In the introductory segment Thomas talked about why he started a print magazine in a digital age, how he determines how writing gets selected for the magazine by looking for “people who are working” (suggesting that one can tell when a writer has a certain level of commitment) and how Gertrude Stein and Lyn Hejenian are inspirations for his work. Part 1 (6:47)
In segment two, Thomas discussed why he has published Sierra Nelson’s work in PageBoy on at least two occasions, because of the work’s accessible tone and offsets more eccentric work, how in the magazine he likes to create a sort of “musical score” utilizing the different tones represented, and why he d0es not publish his own work in the magazine.
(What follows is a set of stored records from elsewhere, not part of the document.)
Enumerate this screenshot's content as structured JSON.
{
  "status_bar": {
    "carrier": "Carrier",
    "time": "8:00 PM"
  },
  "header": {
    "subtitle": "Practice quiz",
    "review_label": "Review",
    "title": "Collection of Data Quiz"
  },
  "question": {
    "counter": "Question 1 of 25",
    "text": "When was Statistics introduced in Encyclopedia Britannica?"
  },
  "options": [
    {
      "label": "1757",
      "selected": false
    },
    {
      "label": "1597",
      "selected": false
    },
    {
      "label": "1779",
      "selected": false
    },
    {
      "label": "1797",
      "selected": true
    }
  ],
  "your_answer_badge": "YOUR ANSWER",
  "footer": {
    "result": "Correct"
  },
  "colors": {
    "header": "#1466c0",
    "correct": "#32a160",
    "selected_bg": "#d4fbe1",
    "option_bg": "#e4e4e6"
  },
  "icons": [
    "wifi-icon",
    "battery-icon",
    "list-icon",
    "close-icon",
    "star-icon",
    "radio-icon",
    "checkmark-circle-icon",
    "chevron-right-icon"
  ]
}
He shared a story about
something an Evergreen (The Evergreen State College) professor told him regarding publishing one’s own work in one’s own magazine. Sierra talked about her piece in the magazine called “Constellations” and the writing workshop based on maps of the cosmos which utilized constellations as inspiration. She also read that piece. Part 2 (9:55) Sierra Nelson reads “Constellations” (:50).
In part three the pair discussed the Seattle and Pacific Northwest literary community and the qualities that distinguish it, such as the love of language in poets of the region that (in the best cases) is not eclipsed by a disembodied intellectualism. The innovative writers associated with the UW, UW-Bothell/Subtext and the general diversity of the local and regional literary communities. Thomas also discussed how, in part, the work of the magazine is to allow different sub-communities to “bleed into one another” and his thoughts about Paul Constant’s characterization of PageBoy as the “Best Literary Magazine in Seattle.” Part 3 (8:39)
In the fourth segment, Sierra discussed the piece “Ghost Meat“, her own experience with bbq (she’s a longtime vegetarian) and read the piece. Thomas discussed how he gets work from more established poets like Lorine Niedecker, Michael McClure, Jose Kozer, how he loves to scout poetry readings and solicit work from poets whose work he admires such as at the January 2012 MLA off-site reading and the notion behind how the visual component of the magazine comes to be. Part 4 (13:08)
In part five, Sierra discussed how her work is going in the direction of fairy tales and dreams, the difficulty of harvesting dream material and making successful poems from it and an unpublished piece in progress entitled “The Mechanical Wife.” Part 5 (7:11)
In the final segment, Thomas discussed his interview with Barbara Stein, the great granddaughter of Gertrude Stein and he and Sierra read the interview, with Sierra reading the answers Barbara Stein gave to Thomas Walton. Part 6 (7:09)